◆ YOUR INSTRUCTIONS ◆
Whenever a line below includes the word "this", copy that line.

◆ GIVEN DATA ◆
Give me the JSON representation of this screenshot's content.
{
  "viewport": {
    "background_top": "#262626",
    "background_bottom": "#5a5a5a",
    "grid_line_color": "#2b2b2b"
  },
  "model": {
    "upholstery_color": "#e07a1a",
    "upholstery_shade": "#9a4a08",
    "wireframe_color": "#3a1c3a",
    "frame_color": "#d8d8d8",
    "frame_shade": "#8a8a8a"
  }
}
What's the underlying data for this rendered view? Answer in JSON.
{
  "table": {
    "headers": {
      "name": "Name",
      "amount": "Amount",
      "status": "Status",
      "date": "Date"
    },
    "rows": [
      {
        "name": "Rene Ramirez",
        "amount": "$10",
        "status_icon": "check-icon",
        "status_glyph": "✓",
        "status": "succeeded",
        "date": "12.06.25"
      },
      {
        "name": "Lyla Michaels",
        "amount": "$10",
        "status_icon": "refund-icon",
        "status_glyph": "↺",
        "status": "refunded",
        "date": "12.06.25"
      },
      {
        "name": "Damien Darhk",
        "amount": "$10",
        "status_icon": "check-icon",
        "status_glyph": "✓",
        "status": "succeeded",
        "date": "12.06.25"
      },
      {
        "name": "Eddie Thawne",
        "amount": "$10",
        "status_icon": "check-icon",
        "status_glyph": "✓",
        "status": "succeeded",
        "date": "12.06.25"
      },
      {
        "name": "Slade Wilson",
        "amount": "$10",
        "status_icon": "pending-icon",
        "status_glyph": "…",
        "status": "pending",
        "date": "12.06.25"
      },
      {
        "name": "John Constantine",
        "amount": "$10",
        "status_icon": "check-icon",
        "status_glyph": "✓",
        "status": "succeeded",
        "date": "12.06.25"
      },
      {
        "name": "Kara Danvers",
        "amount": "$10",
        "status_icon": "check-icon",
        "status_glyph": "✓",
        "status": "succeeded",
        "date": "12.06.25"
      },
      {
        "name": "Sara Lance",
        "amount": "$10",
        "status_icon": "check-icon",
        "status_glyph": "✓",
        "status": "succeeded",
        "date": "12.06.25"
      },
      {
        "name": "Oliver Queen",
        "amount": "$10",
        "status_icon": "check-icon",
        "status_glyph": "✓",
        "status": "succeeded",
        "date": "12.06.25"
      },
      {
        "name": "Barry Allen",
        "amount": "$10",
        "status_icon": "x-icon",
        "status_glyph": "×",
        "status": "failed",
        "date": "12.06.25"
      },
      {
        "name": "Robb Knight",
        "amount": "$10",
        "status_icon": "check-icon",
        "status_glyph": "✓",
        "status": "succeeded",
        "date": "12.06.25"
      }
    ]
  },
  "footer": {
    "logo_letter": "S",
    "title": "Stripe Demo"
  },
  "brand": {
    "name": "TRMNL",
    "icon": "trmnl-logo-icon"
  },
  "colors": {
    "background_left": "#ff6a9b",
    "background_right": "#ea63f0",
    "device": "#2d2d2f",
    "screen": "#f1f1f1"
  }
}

◆ RESPONSE ◆
Give me the JSON representation of this screenshot's content.
What's the underlying data for this rendered view? Answer in JSON.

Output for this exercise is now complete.